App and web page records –
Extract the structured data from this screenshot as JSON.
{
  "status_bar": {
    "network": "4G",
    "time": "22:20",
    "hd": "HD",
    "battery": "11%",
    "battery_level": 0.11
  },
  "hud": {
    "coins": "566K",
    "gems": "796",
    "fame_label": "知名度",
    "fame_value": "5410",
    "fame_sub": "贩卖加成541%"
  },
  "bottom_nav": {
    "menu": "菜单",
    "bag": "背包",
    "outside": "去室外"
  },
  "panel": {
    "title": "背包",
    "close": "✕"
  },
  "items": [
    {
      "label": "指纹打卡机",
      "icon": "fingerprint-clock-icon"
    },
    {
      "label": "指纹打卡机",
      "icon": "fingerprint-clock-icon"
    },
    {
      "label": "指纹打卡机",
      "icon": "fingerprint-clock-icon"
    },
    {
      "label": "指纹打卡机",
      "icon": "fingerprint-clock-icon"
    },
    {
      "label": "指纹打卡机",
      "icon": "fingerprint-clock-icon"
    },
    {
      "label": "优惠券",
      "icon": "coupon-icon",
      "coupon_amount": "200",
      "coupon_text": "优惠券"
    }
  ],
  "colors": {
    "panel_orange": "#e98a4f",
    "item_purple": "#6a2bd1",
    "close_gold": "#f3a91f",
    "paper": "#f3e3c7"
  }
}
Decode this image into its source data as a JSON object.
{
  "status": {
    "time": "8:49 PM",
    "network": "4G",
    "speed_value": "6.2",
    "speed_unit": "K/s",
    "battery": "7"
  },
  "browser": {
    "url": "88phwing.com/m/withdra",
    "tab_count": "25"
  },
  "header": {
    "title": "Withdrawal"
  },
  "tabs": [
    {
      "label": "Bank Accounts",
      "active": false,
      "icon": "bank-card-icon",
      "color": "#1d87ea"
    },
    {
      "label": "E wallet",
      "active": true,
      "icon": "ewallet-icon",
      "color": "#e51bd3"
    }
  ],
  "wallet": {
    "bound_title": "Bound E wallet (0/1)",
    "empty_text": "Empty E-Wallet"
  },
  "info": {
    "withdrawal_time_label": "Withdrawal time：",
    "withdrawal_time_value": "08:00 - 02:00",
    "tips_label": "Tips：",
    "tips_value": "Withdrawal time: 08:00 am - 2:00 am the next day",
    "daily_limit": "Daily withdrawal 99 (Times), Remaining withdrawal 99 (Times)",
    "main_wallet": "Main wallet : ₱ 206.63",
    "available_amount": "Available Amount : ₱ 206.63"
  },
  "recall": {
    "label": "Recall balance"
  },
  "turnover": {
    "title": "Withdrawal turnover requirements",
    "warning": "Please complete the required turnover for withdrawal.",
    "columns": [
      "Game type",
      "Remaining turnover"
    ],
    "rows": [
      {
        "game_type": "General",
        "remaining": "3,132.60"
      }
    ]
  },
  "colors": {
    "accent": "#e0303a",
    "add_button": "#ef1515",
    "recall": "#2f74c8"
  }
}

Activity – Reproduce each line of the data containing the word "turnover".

Exercise solution –
  "turnover": {
    "title": "Withdrawal turnover requirements",
    "warning": "Please complete the required turnover for withdrawal.",
      "Remaining turnover"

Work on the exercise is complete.